Date of Completion

Spring 5-6-2012

Thesis Advisor(s)

Megan Staples

Honors Major



Education | Science and Mathematics Education


It is important for every educated member of our society to be able to read, comprehend, and interpret graphs. To that end, the National Council of Teachers of Mathematics (NCTM) and the Common Core State Standards have endorsed a kindergarten through eighth-grade mathematics curriculum that is rich in data analysis and graphical literacy skills. These skills are important, as graphs in the public sphere may include certain features that can cause misperceptions of the data. Such features may be intentional or unintentional and can include non-zero baselines, representing data with extra dimensions, stretching and shrinking graphics, not displaying outliers, and more. It is unclear whether the recommended mathematics curriculum prepares students to accurately comprehend these kinds of graphs.
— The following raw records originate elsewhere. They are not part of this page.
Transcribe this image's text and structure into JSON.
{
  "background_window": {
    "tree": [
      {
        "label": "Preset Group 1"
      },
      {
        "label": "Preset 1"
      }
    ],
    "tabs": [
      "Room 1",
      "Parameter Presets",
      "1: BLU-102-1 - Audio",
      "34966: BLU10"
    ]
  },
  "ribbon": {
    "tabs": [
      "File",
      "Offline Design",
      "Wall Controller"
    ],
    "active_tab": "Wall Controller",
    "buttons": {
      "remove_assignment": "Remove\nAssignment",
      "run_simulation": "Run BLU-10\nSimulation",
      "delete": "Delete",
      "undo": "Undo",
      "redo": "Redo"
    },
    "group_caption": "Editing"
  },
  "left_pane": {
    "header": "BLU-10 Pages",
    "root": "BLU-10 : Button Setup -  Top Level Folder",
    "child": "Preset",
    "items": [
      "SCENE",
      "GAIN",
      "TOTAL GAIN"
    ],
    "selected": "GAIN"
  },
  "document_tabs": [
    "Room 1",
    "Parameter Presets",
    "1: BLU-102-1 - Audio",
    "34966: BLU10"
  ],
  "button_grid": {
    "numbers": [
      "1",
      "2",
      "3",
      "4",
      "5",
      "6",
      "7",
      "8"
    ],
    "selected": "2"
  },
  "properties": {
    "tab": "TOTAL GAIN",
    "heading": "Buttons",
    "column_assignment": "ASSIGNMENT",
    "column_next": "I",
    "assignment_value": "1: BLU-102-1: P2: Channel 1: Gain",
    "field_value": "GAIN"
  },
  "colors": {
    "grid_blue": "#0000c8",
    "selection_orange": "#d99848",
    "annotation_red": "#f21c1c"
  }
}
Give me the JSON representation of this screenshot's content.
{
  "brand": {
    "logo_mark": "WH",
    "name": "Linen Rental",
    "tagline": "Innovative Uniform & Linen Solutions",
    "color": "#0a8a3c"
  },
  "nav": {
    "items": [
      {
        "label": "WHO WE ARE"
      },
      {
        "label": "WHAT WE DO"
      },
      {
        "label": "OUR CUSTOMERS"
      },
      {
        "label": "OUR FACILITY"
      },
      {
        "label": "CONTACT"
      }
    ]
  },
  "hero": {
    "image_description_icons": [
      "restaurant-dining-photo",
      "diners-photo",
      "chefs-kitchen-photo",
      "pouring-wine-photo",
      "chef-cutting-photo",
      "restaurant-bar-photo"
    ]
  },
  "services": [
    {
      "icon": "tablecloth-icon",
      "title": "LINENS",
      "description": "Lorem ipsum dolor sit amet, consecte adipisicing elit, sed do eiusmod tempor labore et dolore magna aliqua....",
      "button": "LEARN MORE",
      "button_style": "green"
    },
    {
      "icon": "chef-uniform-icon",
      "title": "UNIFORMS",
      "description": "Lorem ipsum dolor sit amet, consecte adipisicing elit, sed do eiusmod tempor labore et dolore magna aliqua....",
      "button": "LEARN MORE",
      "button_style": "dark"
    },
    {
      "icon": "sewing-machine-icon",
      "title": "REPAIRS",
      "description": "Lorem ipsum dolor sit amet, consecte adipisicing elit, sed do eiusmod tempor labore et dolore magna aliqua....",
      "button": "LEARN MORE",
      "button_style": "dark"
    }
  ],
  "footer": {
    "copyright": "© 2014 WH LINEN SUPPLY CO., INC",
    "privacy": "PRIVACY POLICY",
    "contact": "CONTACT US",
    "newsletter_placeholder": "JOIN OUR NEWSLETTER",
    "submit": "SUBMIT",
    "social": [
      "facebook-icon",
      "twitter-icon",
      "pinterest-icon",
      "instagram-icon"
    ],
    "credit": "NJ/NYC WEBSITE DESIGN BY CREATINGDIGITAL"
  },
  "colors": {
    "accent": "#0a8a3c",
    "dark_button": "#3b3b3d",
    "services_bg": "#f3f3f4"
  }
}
This study investigates how effectively the kindergarten through eighth-grade public mathematics curriculum prepares students to read graphs that contain distortions. It focuses on student perceptions and interpretation of data presented in bar graphs. A survey instrument was created to measure student perceptions that included comprehension questions referring to bar graphs with zero baselines and others with non-zero baselines. The instrument was used to assess 181 ninth-grade students in a school in a New England suburb. The results from this survey suggest that many students are susceptible to graphical misperceptions while reading a graph with a non-zero baseline. It suggests that while the current curriculum may include strategies to solve mathematically rigorous graph comprehension problems, it may not equip students with the ability to make simple qualitative conclusions about real world graphs. It is the hope of the researcher that this study may inform future curricula on a local and state level.